Technology is changing our brains. Our attention spans are shrinking and we find it hard to concentrate on one task at a time. Neuroscientist Daniel J. Levitin says that technological multi-tasking increases the production of the stress hormone cortisol as well as the fight-or-flight hormone adrenaline, it can overstimulate our brain, cause mental exhaustion and poor decision making.
In a recent interview with Lynne Malcolm on All in the Mind, Levitin was talking about his book The Organized Mind: Thinking Straight in the Age of Information Overload and said: 'there's a structure in the brain that allows us to switch between different modes ... Each time you switch what we call your attentional set, that is what you are focusing on, it burns up glucose. There is a switch in the brain, it's a neurochemical switch but it's kind of like a light switch, and the glucose gets burned up when you switch tasks, and the glucose is in limited supply.

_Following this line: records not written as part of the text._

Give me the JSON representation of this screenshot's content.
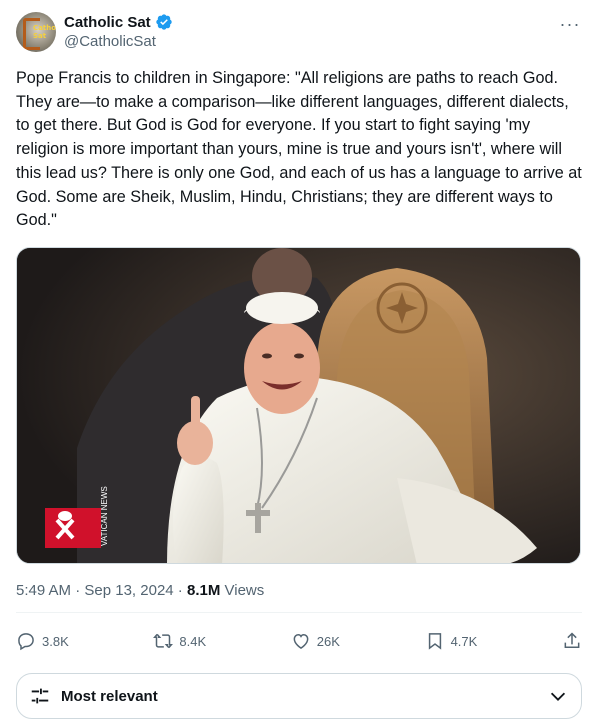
{
  "author": {
    "display_name": "Catholic Sat",
    "handle": "@CatholicSat",
    "avatar_text": "Catholic Sat",
    "verified": true,
    "verified_color": "#1d9bf0"
  },
  "more_label": "···",
  "tweet": {
    "text": "Pope Francis to children in Singapore: \"All religions are paths to reach God. They are—to make a comparison—like different languages, different dialects, to get there. But God is God for everyone. If you start to fight saying 'my religion is more important than yours, mine is true and yours isn't', where will this lead us? There is only one God, and each of us has a language to arrive at God. Some are Sheik, Muslim, Hindu, Christians; they are different ways to God.\"",
    "media_watermark": "VATICAN NEWS"
  },
  "meta": {
    "time": "5:49 AM",
    "separator": " · ",
    "date": "Sep 13, 2024",
    "views_count": "8.1M",
    "views_label": " Views"
  },
  "actions": {
    "replies": "3.8K",
    "reposts": "8.4K",
    "likes": "26K",
    "bookmarks": "4.7K"
  },
  "sort": {
    "label": "Most relevant"
  }
}
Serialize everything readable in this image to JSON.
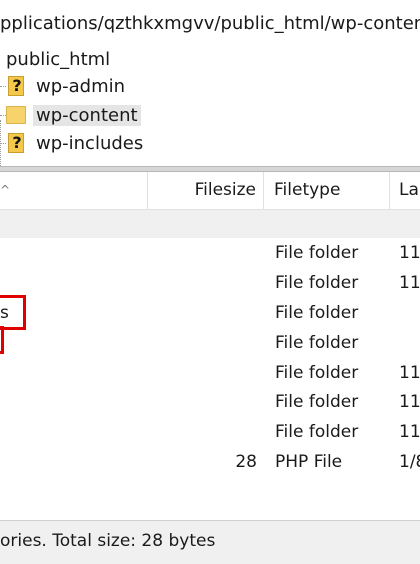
{
  "path_bar": {
    "text": "pplications/qzthkxmgvv/public_html/wp-content"
  },
  "tree": {
    "items": [
      {
        "label": "public_html"
      },
      {
        "label": "wp-admin",
        "icon": "question-folder-icon"
      },
      {
        "label": "wp-content",
        "icon": "folder-icon",
        "selected": true
      },
      {
        "label": "wp-includes",
        "icon": "question-folder-icon"
      }
    ],
    "question_glyph": "?"
  },
  "file_list": {
    "columns": {
      "filesize": "Filesize",
      "filetype": "Filetype",
      "last_modified": "La"
    },
    "sort_indicator": "^",
    "rows": [
      {
        "name": "",
        "size": "",
        "type": "File folder",
        "date": "11,"
      },
      {
        "name": "",
        "size": "",
        "type": "File folder",
        "date": "11,"
      },
      {
        "name": "s",
        "size": "",
        "type": "File folder",
        "date": ""
      },
      {
        "name": "",
        "size": "",
        "type": "File folder",
        "date": ""
      },
      {
        "name": "",
        "size": "",
        "type": "File folder",
        "date": "11,"
      },
      {
        "name": "",
        "size": "",
        "type": "File folder",
        "date": "11,"
      },
      {
        "name": "",
        "size": "",
        "type": "File folder",
        "date": "11,"
      },
      {
        "name": "",
        "size": "28",
        "type": "PHP File",
        "date": "1/8"
      }
    ]
  },
  "status_bar": {
    "text": "ories. Total size: 28 bytes"
  },
  "colors": {
    "highlight_box": "#e10000",
    "selected_row": "#e5e5e5"
  }
}
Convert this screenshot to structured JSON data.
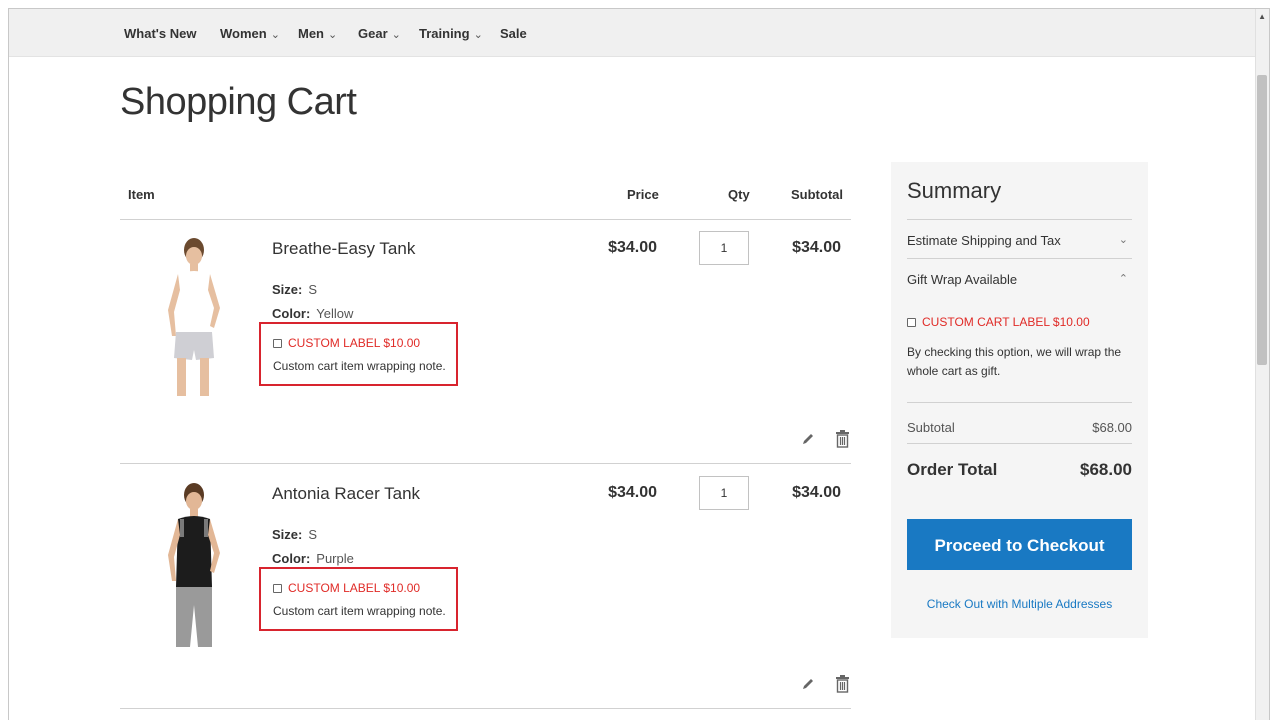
{
  "nav": {
    "items": [
      {
        "label": "What's New",
        "has_dropdown": false
      },
      {
        "label": "Women",
        "has_dropdown": true
      },
      {
        "label": "Men",
        "has_dropdown": true
      },
      {
        "label": "Gear",
        "has_dropdown": true
      },
      {
        "label": "Training",
        "has_dropdown": true
      },
      {
        "label": "Sale",
        "has_dropdown": false
      }
    ]
  },
  "page": {
    "title": "Shopping Cart"
  },
  "cart": {
    "columns": {
      "item": "Item",
      "price": "Price",
      "qty": "Qty",
      "subtotal": "Subtotal"
    },
    "items": [
      {
        "name": "Breathe-Easy Tank",
        "size_label": "Size:",
        "size": "S",
        "color_label": "Color:",
        "color": "Yellow",
        "price": "$34.00",
        "qty": "1",
        "subtotal": "$34.00",
        "gift_label": "CUSTOM LABEL $10.00",
        "gift_note": "Custom cart item wrapping note.",
        "image": {
          "top_color": "#ffffff",
          "bottom_color": "#cfcfd4"
        }
      },
      {
        "name": "Antonia Racer Tank",
        "size_label": "Size:",
        "size": "S",
        "color_label": "Color:",
        "color": "Purple",
        "price": "$34.00",
        "qty": "1",
        "subtotal": "$34.00",
        "gift_label": "CUSTOM LABEL $10.00",
        "gift_note": "Custom cart item wrapping note.",
        "image": {
          "top_color": "#1c1c1c",
          "bottom_color": "#9a9a9a"
        }
      }
    ],
    "icons": {
      "edit": "pencil-icon",
      "delete": "trash-icon"
    }
  },
  "summary": {
    "title": "Summary",
    "shipping_label": "Estimate Shipping and Tax",
    "gift_wrap_label": "Gift Wrap Available",
    "cart_gift_label": "CUSTOM CART LABEL $10.00",
    "cart_gift_desc": "By checking this option, we will wrap the whole cart as gift.",
    "subtotal_label": "Subtotal",
    "subtotal_value": "$68.00",
    "order_total_label": "Order Total",
    "order_total_value": "$68.00",
    "checkout_label": "Proceed to Checkout",
    "multi_address_label": "Check Out with Multiple Addresses"
  },
  "colors": {
    "accent": "#1979c3",
    "gift_label": "#e02b27",
    "highlight_border": "#d8242e",
    "nav_bg": "#f0f0f0",
    "summary_bg": "#f5f5f5"
  }
}
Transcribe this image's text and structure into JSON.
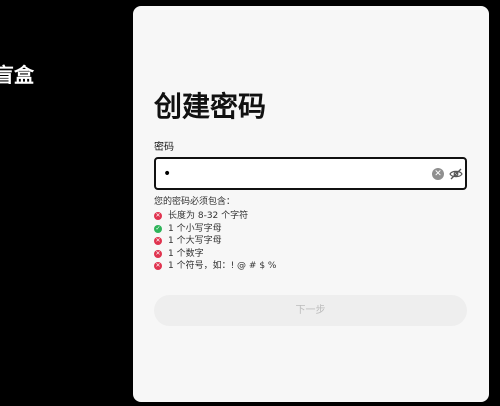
{
  "brand": {
    "name": "盲盒"
  },
  "signup": {
    "title": "创建密码",
    "password_label": "密码",
    "password_value": "•",
    "requirements_title": "您的密码必须包含：",
    "requirements": [
      {
        "text": "长度为 8-32 个字符",
        "status": "fail"
      },
      {
        "text": "1 个小写字母",
        "status": "pass"
      },
      {
        "text": "1 个大写字母",
        "status": "fail"
      },
      {
        "text": "1 个数字",
        "status": "fail"
      },
      {
        "text": "1 个符号，如：! @ # $ %",
        "status": "fail"
      }
    ],
    "next_label": "下一步"
  },
  "icons": {
    "clear": "clear-icon",
    "toggle_visibility": "eye-slash-icon",
    "requirement_fail": "x-circle-icon",
    "requirement_pass": "check-circle-icon"
  },
  "colors": {
    "background": "#000000",
    "card": "#f7f7f7",
    "fail": "#e0334f",
    "pass": "#2fb45a",
    "button_disabled": "#eeeeee"
  }
}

So after a bunch of rapid shifting between emailing and texting and driving and talking and all the other things we do, if you feel depleted and tired, it's because you have literally depleted this glucose source. And cortisol the stress hormone is released as a result. That clouds your thinking. Among other things, it shuts down higher cognitive activity. Cortisol is associated with the fight or flight reaction, so you are not meant to be pondering and solving complicated problems in a fight or flight situation, you are meant to either punch somebody in the nose or run away so they don't punch you.'
Being a chronic technological multi-tasker, I've personally seen a change in myself over the last five years. I find it hard to concentrate for long periods of time on my work. I'm impatient sitting through a movie; it feels too long and contrived, more like prison than entertainment. An achievement hasn't been an achievement until it's been posted and liked by my followers. I have these impulses to snap and share; I've found myself going on an outing looking forward to the photo opportunities for Instagram. Technology has created instincts I didn't have five years ago.

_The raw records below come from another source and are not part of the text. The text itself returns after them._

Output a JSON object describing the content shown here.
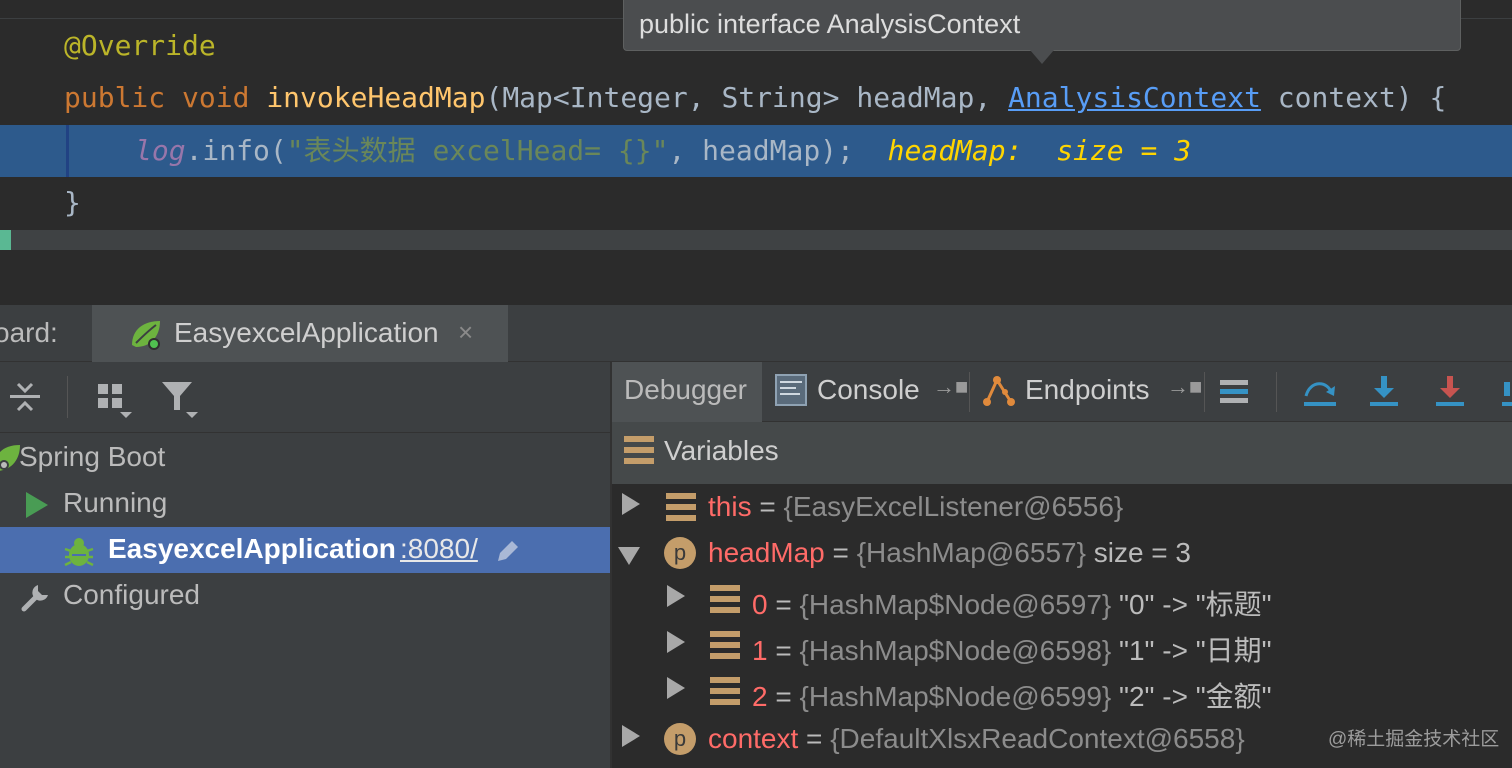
{
  "editor": {
    "annotation": "@Override",
    "signature": {
      "kw_public": "public",
      "kw_void": "void",
      "method": "invokeHeadMap",
      "params_1": "(Map<Integer, String> headMap, ",
      "type_link": "AnalysisContext",
      "params_2": " context) {"
    },
    "exec_line": {
      "field": "log",
      "call": ".info(",
      "string": "\"表头数据 excelHead= {}\"",
      "rest": ", headMap);",
      "inline_value": "headMap:  size = 3"
    },
    "closing": "}"
  },
  "tooltip": {
    "text": "public interface AnalysisContext"
  },
  "dashboard": {
    "label": "oard:",
    "tab_label": "EasyexcelApplication",
    "tab_close": "×"
  },
  "services_tree": {
    "root": "Spring Boot",
    "running": "Running",
    "app": "EasyexcelApplication",
    "app_port": ":8080/",
    "configured": "Configured"
  },
  "debugger": {
    "tabs": {
      "debugger": "Debugger",
      "console": "Console",
      "endpoints": "Endpoints",
      "pin": "→■"
    },
    "variables_label": "Variables",
    "variables": [
      {
        "name": "this",
        "eq": " = ",
        "ref": "{EasyExcelListener@6556}",
        "extra": ""
      },
      {
        "name": "headMap",
        "eq": " = ",
        "ref": "{HashMap@6557}",
        "extra": "  size = 3"
      },
      {
        "name": "0",
        "eq": " = ",
        "ref": "{HashMap$Node@6597}",
        "extra": " \"0\" -> \"标题\""
      },
      {
        "name": "1",
        "eq": " = ",
        "ref": "{HashMap$Node@6598}",
        "extra": " \"1\" -> \"日期\""
      },
      {
        "name": "2",
        "eq": " = ",
        "ref": "{HashMap$Node@6599}",
        "extra": " \"2\" -> \"金额\""
      },
      {
        "name": "context",
        "eq": " = ",
        "ref": "{DefaultXlsxReadContext@6558}",
        "extra": ""
      }
    ]
  },
  "watermark": "@稀土掘金技术社区",
  "colors": {
    "selection": "#4b6eaf",
    "exec_line": "#2d5a8c",
    "spring_green": "#6db33f"
  }
}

So, like the Paleo diet, where people are eating like our ancestors, I've been wondering what it would be like to live and write like a pre-digital writer. Could I improve my brain function and my creativity by cutting out the digital activity?
I'm trying to live more like a 19th century. I've set up these rules for myself, to see if calmer thinking can have a positive impact on the novel I'm currently writing:
1. Get straight into writing first thing in the morning rather than checking and responding to messages. Use optimal brain time for writing
2. the internet should only be used for research while writing. Do not fall down rabbit hole of information
3. make dedicated time for responding to messages, rather than doing bits and pieces throughout the day. Previously, writers would have opened letters after the mail arrived. They would have had a confined period for reading and responding to correspondence.
4. take email and social media off phone and minimise creating content for Twitter, Instagram and Facebook. Wattpad to be used for serialising stories (Dickens made an art of serialised fiction back in 1836) and Goodreads to be used for rating recently read books and adding favourite quotes only.
5. quiet walks and gentle exercise
6. eat nutrient-rich foods
7. evenings are for family time, socialising and reading. Let the brain rest and restore before bed.
8. aim to get at least 7 hours of sleep a night
9. make more time for observation and daydreaming
10. handwrite ideas and micro-fiction pieces in notebooks. Writing by hand is supposed to inspire creativity by slowing down the process and engages more parts of the brain
Rowena Wiseman is the author of The Replacement Wife.
Luisa is suffering in a half-dead marriage and tries to find a wife for her husband.
HarperCollins, ebook from $2.99.